Macy'sWhen is a sale not really a sale? Macy's, Kohl's, JCPenney, and Sears are facing lawsuits  for "false reference pricing"-showing prices as "regular," "list," or "original" when they never were. According to the Consumerist:

Under California law, retailers are prohibited from advertising an alleged former price of an item less the alleged former price was the prevailing market price within three months of the advertisement, or unless the date when the former price was in effect is clearly advertised.

To this end, the city [Los Angeles] claims that thousands of "sale" items were advertised at false reference prices.

In other words, items marked on sale were never sold at the so-called "original" price, and that's a misrepresentation.

The Los Angeles attorney who filed the suits said, "Customers have the right to be told the truth about the prices they're paying–and to know if a bargain is really a bargain. My office will fight to hold retailers responsible for their practices and to ensure consumers can make informed choices when spending their hard-earned money." brought a similar suit against some of these retailers in 2015.  At that time, Sears made this statement:

"Sears disagrees with any suggestion that its pricing is misleading or deceptive. Sears is focused on providing its members with great prices on a wide variety of products and services," adding that it "complies with applicable pricing and advertising laws." 

"... as a multi-channel, leading integrated retailer we are uniquely positioned to provide discounts to our members and customers in a number of different, legally compliant ways, including things like member pricing, store or online only promotions, clearance offers, and offers from third-party marketplace sellers," the statement said. "It is unfortunate that did not appear to take these factors into account before making its assumptions."

Macy's issued its own statement, according to an NBC story:
Macy's, in a statement, said pricing varies for each item, "based on the nature and seasonality of the merchandise, its family of business and customer response, among other things. Some items rarely go on sale prior to final clearance; others go on sale more frequently as part of promotional events."

Image source.

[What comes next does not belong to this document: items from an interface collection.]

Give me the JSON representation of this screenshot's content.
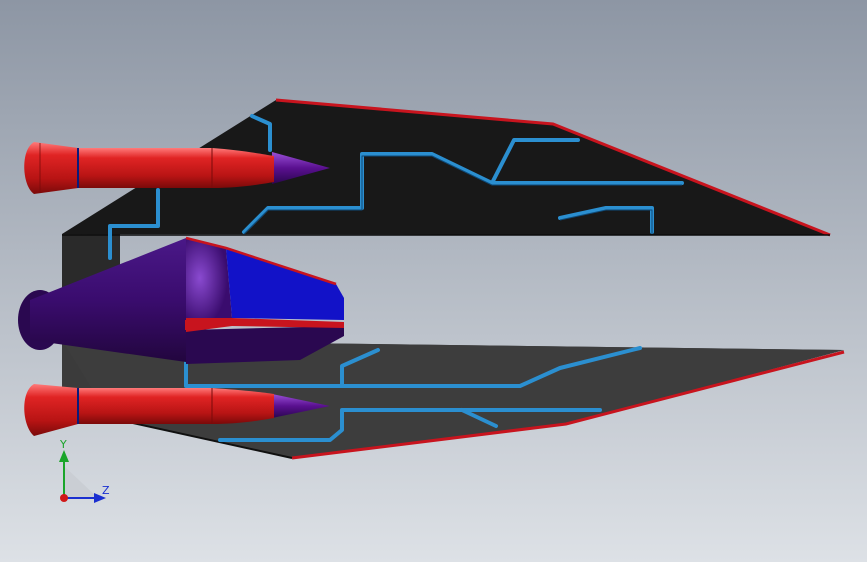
{
  "viewport": {
    "background_top": "#8d96a4",
    "background_bottom": "#dde1e6"
  },
  "model": {
    "colors": {
      "panel_dark": "#181818",
      "panel_gray": "#3b3b3b",
      "edge_red": "#c8141e",
      "tube_blue": "#2b8fd0",
      "body_purple": "#3a0c6e",
      "body_blue": "#1212c8",
      "pod_red": "#d01818",
      "tip_violet": "#5a1090"
    }
  },
  "triad": {
    "y_label": "Y",
    "z_label": "Z",
    "y_color": "#1aa52a",
    "z_color": "#1a2fd0",
    "x_color": "#d01818"
  }
}
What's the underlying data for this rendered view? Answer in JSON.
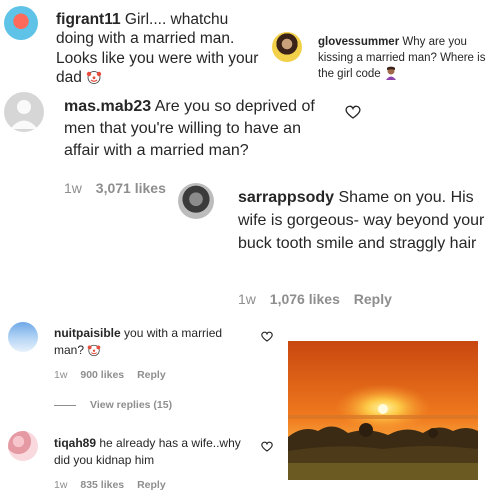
{
  "comments": [
    {
      "username": "figrant11",
      "text": "Girl.... whatchu doing with a married man. Looks like you were with your dad",
      "emoji": "clown-face"
    },
    {
      "username": "glovessummer",
      "text": "Why are you kissing a married man? Where is the girl code",
      "emoji": "woman-facepalming"
    },
    {
      "username": "mas.mab23",
      "text": "Are you so deprived of men that you're willing to have an affair with a married man?",
      "time": "1w",
      "likes": "3,071 likes"
    },
    {
      "username": "sarrappsody",
      "text": "Shame on you. His wife is gorgeous- way beyond your buck tooth smile and straggly hair",
      "time": "1w",
      "likes": "1,076 likes",
      "reply": "Reply"
    },
    {
      "username": "nuitpaisible",
      "text": "you with a married man?",
      "emoji": "clown-face",
      "time": "1w",
      "likes": "900 likes",
      "reply": "Reply",
      "view_replies": "View replies (15)"
    },
    {
      "username": "tiqah89",
      "text": "he already has a wife..why did you kidnap him",
      "time": "1w",
      "likes": "835 likes",
      "reply": "Reply"
    }
  ],
  "colors": {
    "text": "#262626",
    "meta": "#8e8e8e",
    "sunset_orange": "#f07a1e"
  }
}
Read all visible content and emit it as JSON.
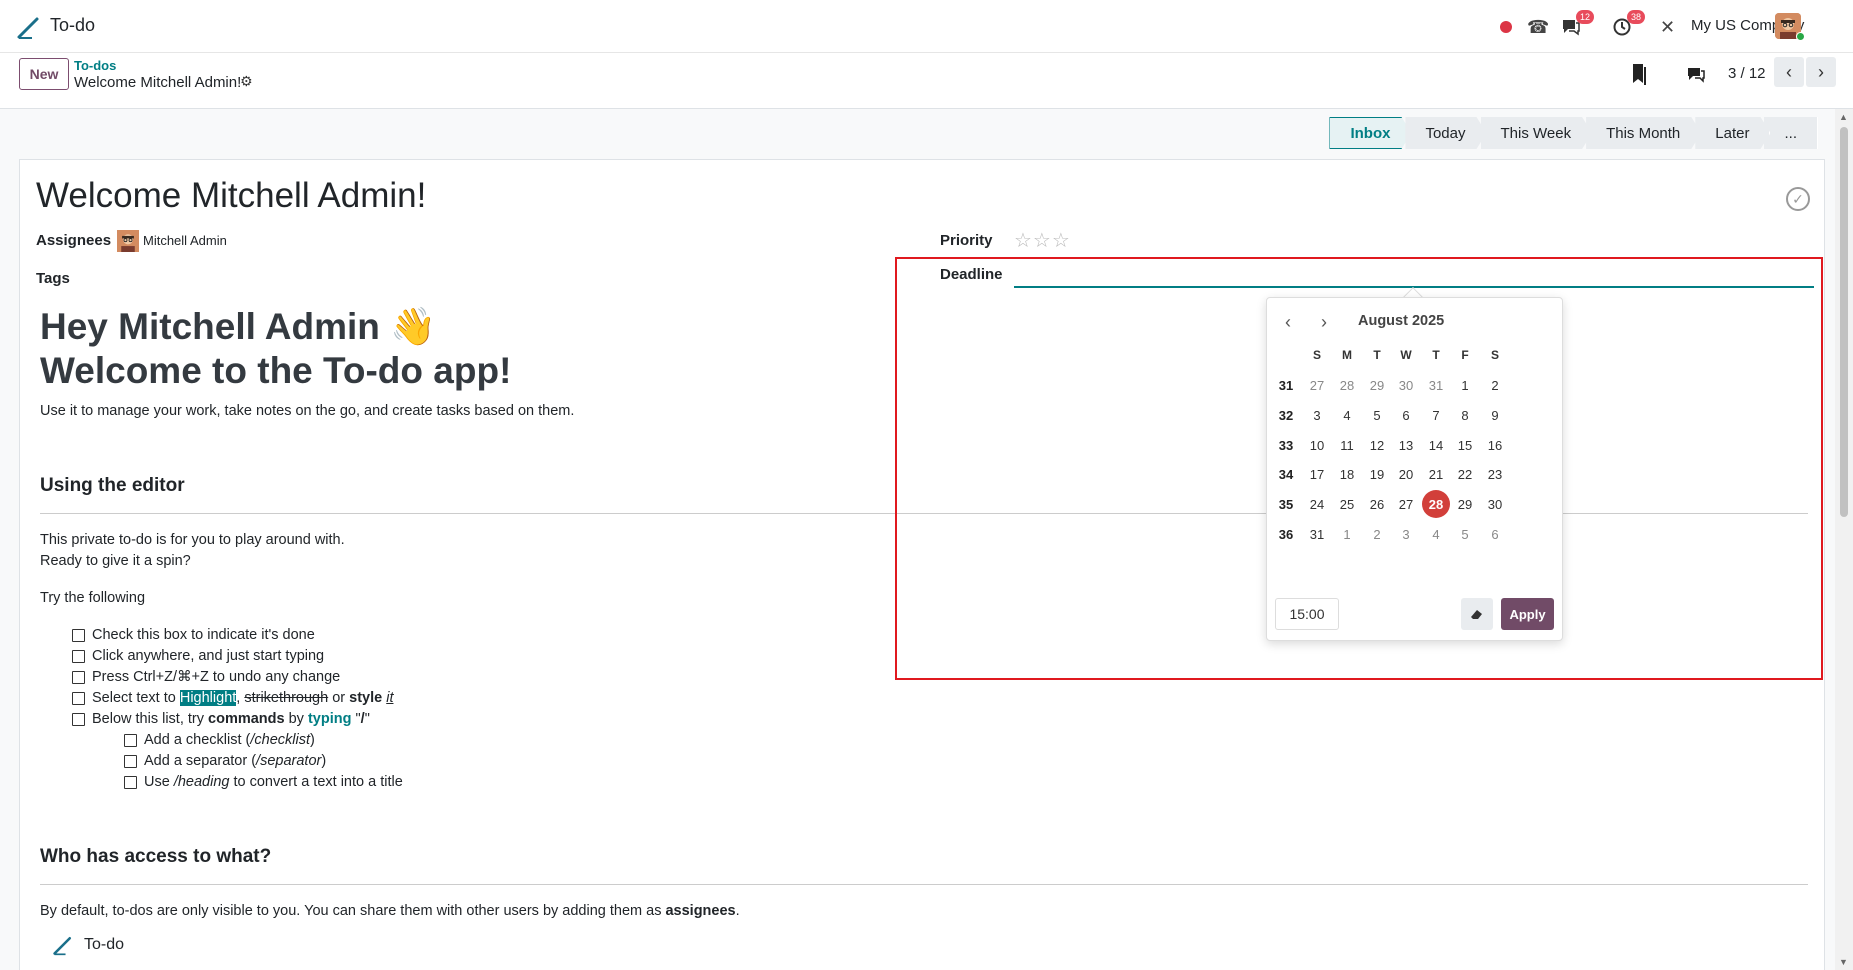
{
  "app": {
    "name": "To-do",
    "company": "My US Company"
  },
  "systray": {
    "messages_count": "12",
    "activities_count": "38"
  },
  "control": {
    "new_label": "New",
    "breadcrumb_parent": "To-dos",
    "breadcrumb_current": "Welcome Mitchell Admin!",
    "pager": "3 / 12"
  },
  "stages": [
    "Inbox",
    "Today",
    "This Week",
    "This Month",
    "Later",
    "..."
  ],
  "record": {
    "title": "Welcome Mitchell Admin!",
    "assignees_label": "Assignees",
    "assignee": "Mitchell Admin",
    "tags_label": "Tags",
    "priority_label": "Priority",
    "deadline_label": "Deadline",
    "priority_stars": 0
  },
  "body": {
    "heading1": "Hey Mitchell Admin 👋",
    "heading2": "Welcome to the To-do app!",
    "intro": "Use it to manage your work, take notes on the go, and create tasks based on them.",
    "section1_title": "Using the editor",
    "section1_p1": "This private to-do is for you to play around with.",
    "section1_p2": "Ready to give it a spin?",
    "try_label": "Try the following",
    "check1": "Check this box to indicate it's done",
    "check2": "Click anywhere, and just start typing",
    "check3": "Press Ctrl+Z/⌘+Z to undo any change",
    "check4_a": "Select text to ",
    "check4_highlight": "Highlight",
    "check4_b": ", ",
    "check4_strike": "strikethrough",
    "check4_c": " or ",
    "check4_bold": "style",
    "check4_d": " ",
    "check4_italic": "it",
    "check5_a": "Below this list, try ",
    "check5_bold": "commands",
    "check5_b": " by ",
    "check5_teal": "typing",
    "check5_c": " \"",
    "check5_slash": "/",
    "check5_d": "\"",
    "sub1_a": "Add a checklist (",
    "sub1_i": "/checklist",
    "sub1_b": ")",
    "sub2_a": "Add a separator (",
    "sub2_i": "/separator",
    "sub2_b": ")",
    "sub3_a": "Use ",
    "sub3_i": "/heading",
    "sub3_b": " to convert a text into a title",
    "section2_title": "Who has access to what?",
    "section2_p_a": "By default, to-dos are only visible to you. You can share them with other users by adding them as ",
    "section2_p_bold": "assignees",
    "section2_p_b": ".",
    "footer_app": "To-do"
  },
  "datepicker": {
    "month": "August 2025",
    "weekdays": [
      "S",
      "M",
      "T",
      "W",
      "T",
      "F",
      "S"
    ],
    "weeks": [
      {
        "wk": "31",
        "days": [
          "27",
          "28",
          "29",
          "30",
          "31",
          "1",
          "2"
        ],
        "dim": [
          true,
          true,
          true,
          true,
          true,
          false,
          false
        ]
      },
      {
        "wk": "32",
        "days": [
          "3",
          "4",
          "5",
          "6",
          "7",
          "8",
          "9"
        ],
        "dim": [
          false,
          false,
          false,
          false,
          false,
          false,
          false
        ]
      },
      {
        "wk": "33",
        "days": [
          "10",
          "11",
          "12",
          "13",
          "14",
          "15",
          "16"
        ],
        "dim": [
          false,
          false,
          false,
          false,
          false,
          false,
          false
        ]
      },
      {
        "wk": "34",
        "days": [
          "17",
          "18",
          "19",
          "20",
          "21",
          "22",
          "23"
        ],
        "dim": [
          false,
          false,
          false,
          false,
          false,
          false,
          false
        ]
      },
      {
        "wk": "35",
        "days": [
          "24",
          "25",
          "26",
          "27",
          "28",
          "29",
          "30"
        ],
        "dim": [
          false,
          false,
          false,
          false,
          false,
          false,
          false
        ]
      },
      {
        "wk": "36",
        "days": [
          "31",
          "1",
          "2",
          "3",
          "4",
          "5",
          "6"
        ],
        "dim": [
          false,
          true,
          true,
          true,
          true,
          true,
          true
        ]
      }
    ],
    "selected_day": "28",
    "time": "15:00",
    "apply_label": "Apply"
  },
  "colors": {
    "brand": "#714B67",
    "accent": "#017e84",
    "selected": "#d23f3a",
    "highlight_box": "#e0191f"
  }
}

Discussion Starters:

  • How are you influenced by advertised "sales"? 
  • How believable do you find the two statements from 2015? What defense will the retailers bring to this suit?